§ PROBLEM DETAILS: Go through the lines below and count those that contain "Array"; the number is all that should be returned.

§ DATA FOR ANALYSIS:

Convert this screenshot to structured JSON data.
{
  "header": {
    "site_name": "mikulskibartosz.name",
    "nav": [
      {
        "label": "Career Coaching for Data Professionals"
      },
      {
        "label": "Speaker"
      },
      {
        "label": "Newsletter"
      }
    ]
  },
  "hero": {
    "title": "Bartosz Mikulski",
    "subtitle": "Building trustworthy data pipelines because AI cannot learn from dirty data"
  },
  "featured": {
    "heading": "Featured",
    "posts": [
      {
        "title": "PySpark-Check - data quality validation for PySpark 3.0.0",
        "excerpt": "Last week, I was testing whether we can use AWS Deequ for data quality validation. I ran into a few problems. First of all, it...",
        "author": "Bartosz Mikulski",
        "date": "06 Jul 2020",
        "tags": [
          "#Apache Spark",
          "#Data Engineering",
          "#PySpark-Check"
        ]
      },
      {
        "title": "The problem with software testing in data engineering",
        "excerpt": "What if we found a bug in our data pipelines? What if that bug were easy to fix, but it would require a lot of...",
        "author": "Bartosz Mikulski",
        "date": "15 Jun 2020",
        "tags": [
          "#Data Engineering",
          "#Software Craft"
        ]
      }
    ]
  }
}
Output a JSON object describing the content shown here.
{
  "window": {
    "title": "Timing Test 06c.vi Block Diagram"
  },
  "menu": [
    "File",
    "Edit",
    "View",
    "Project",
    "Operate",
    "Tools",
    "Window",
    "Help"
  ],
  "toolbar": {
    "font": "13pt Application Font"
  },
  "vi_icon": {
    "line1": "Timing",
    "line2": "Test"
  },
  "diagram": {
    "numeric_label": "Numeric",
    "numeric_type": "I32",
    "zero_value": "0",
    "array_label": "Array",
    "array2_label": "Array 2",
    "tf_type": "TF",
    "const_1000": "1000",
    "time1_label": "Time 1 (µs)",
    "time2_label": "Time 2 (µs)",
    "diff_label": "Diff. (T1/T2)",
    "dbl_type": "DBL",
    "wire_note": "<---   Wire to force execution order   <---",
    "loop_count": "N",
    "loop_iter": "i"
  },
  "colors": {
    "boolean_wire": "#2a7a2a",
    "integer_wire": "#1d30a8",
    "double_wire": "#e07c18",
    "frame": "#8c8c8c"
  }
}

§ OUTPUT FOR THIS EXERCISE: 2